Dr Michelle Hubbard a Research Scientist with Agriculture and Agri-Food Canada in Swift Current is working with a team of researchers across the prairies to try and find out what's happening.

The emerging health issue first started showing up on chickpea plants in 2019 in the Assiniboia and Coronach areas.

The symptoms vary from leaf tip chlorosis and wilting all the way to complete plant death.

Hubbard and her team have been working on several possible causes from ascochyta blight, to root rot, wilt disease, viruses, herbicides, nutrient stress, nematodes, nodule feeding insects to drought followed by moisture and healthy versus unhealthy soils.

Since the issue was first identified samples have been taken every year from a variety of fields and site trials where the chickpea health issue has been showing up.

She says that based on the year, variety, and conditions they've developed a scale identifying a wide range of symptoms from 1 which shows early signs of a problem, all the way to 5 which is plant death.

A 2021 survey done by Dr. Sabine Banniza - a University of Saskatchewan researcher - found a soil-borne fungus 'verticillium dahliae' in root samples of some of the affected chickpeas plants, however, there have also been numerous samples taken from plants showing the symptoms that did not have the verticillium dahliae present.

Scientists are working with producers as well as doing work both in field trials and greenhouses to try and replicate the health issue and possible cause. 

She points out they are still waiting on data that looks at variety selection to see if one variety may be more susceptible.

While the issue was first found in the southwest, regional variety trials in 2023 also found symptoms showing up on chickpea plants in Redvers and Saskatoon.

Hubbard says while they've been looking at several potential factors nothing has been confirmed and more work needs to be done.

"What it really looks like is a wilt pathogen, like something that's clogging the vascular system. It looks like something that's cutting off the circulation of nutrients to the above ground material.
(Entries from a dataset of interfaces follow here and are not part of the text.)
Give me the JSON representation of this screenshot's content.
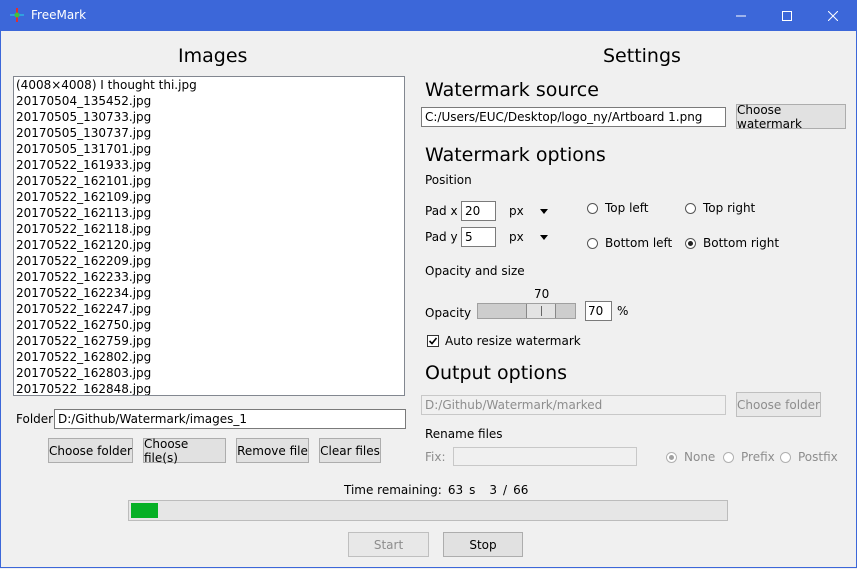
{
  "window": {
    "title": "FreeMark",
    "minimize": "—",
    "maximize": "☐",
    "close": "✕"
  },
  "images": {
    "heading": "Images",
    "files": [
      "(4008×4008) I thought thi.jpg",
      "20170504_135452.jpg",
      "20170505_130733.jpg",
      "20170505_130737.jpg",
      "20170505_131701.jpg",
      "20170522_161933.jpg",
      "20170522_162101.jpg",
      "20170522_162109.jpg",
      "20170522_162113.jpg",
      "20170522_162118.jpg",
      "20170522_162120.jpg",
      "20170522_162209.jpg",
      "20170522_162233.jpg",
      "20170522_162234.jpg",
      "20170522_162247.jpg",
      "20170522_162750.jpg",
      "20170522_162759.jpg",
      "20170522_162802.jpg",
      "20170522_162803.jpg",
      "20170522_162848.jpg"
    ],
    "folder_label": "Folder:",
    "folder_value": "D:/Github/Watermark/images_1",
    "buttons": {
      "choose_folder": "Choose folder",
      "choose_files": "Choose file(s)",
      "remove_file": "Remove file",
      "clear_files": "Clear files"
    }
  },
  "settings": {
    "heading": "Settings",
    "source": {
      "heading": "Watermark source",
      "path": "C:/Users/EUC/Desktop/logo_ny/Artboard 1.png",
      "button": "Choose watermark"
    },
    "options": {
      "heading": "Watermark options",
      "position_label": "Position",
      "pad_x_label": "Pad x",
      "pad_x_value": "20",
      "pad_x_unit": "px",
      "pad_y_label": "Pad y",
      "pad_y_value": "5",
      "pad_y_unit": "px",
      "positions": {
        "top_left": "Top left",
        "top_right": "Top right",
        "bottom_left": "Bottom left",
        "bottom_right": "Bottom right"
      },
      "selected_position": "bottom_right",
      "opacity_size_label": "Opacity and size",
      "opacity_label": "Opacity",
      "opacity_value": "70",
      "opacity_entry": "70",
      "opacity_percent": 70,
      "percent_sign": "%",
      "auto_resize_label": "Auto resize watermark",
      "auto_resize_checked": true
    },
    "output": {
      "heading": "Output options",
      "folder": "D:/Github/Watermark/marked",
      "choose_folder": "Choose folder",
      "rename_label": "Rename files",
      "fix_label": "Fix:",
      "fix_value": "",
      "modes": {
        "none": "None",
        "prefix": "Prefix",
        "postfix": "Postfix"
      },
      "selected_mode": "none"
    }
  },
  "progress": {
    "time_label": "Time remaining:",
    "time_value": "63",
    "time_unit": "s",
    "done": "3",
    "sep": "/",
    "total": "66",
    "fraction": 0.045,
    "fill_color": "#06b025"
  },
  "controls": {
    "start": "Start",
    "stop": "Stop"
  }
}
And so there's a Fusarium oxysporum subspecies that could cause that, or verticilliums that could cause that. So we have a good idea of what fungi should cause that. but when I've received these fresh samples that look like they have wilt, we've plated leaves, we've cut into the stems looking for the visual symptoms of the vascular system being plugged and never found it."

On top of all the other work being done, they've also extracted DNA from the infected plants to have that analyzed and they've found no differences between the healthy plant and the diseased plant and no pattern that makes any sense as to a possible explanation.

While no solid solutions have been found, researchers continue chipping away at the issue and any possible causes.

She notes we are not the only ones dealing with this,  the emerging health issue is also showing up in chickpea fields to the south of us in the U.S. as well as Australia, but they also haven't been able to identify what the root cause is and how to deal with it.

Hubbard updated producers during the Sask Pulse Regional Pulse Meeting in Swift Current last week.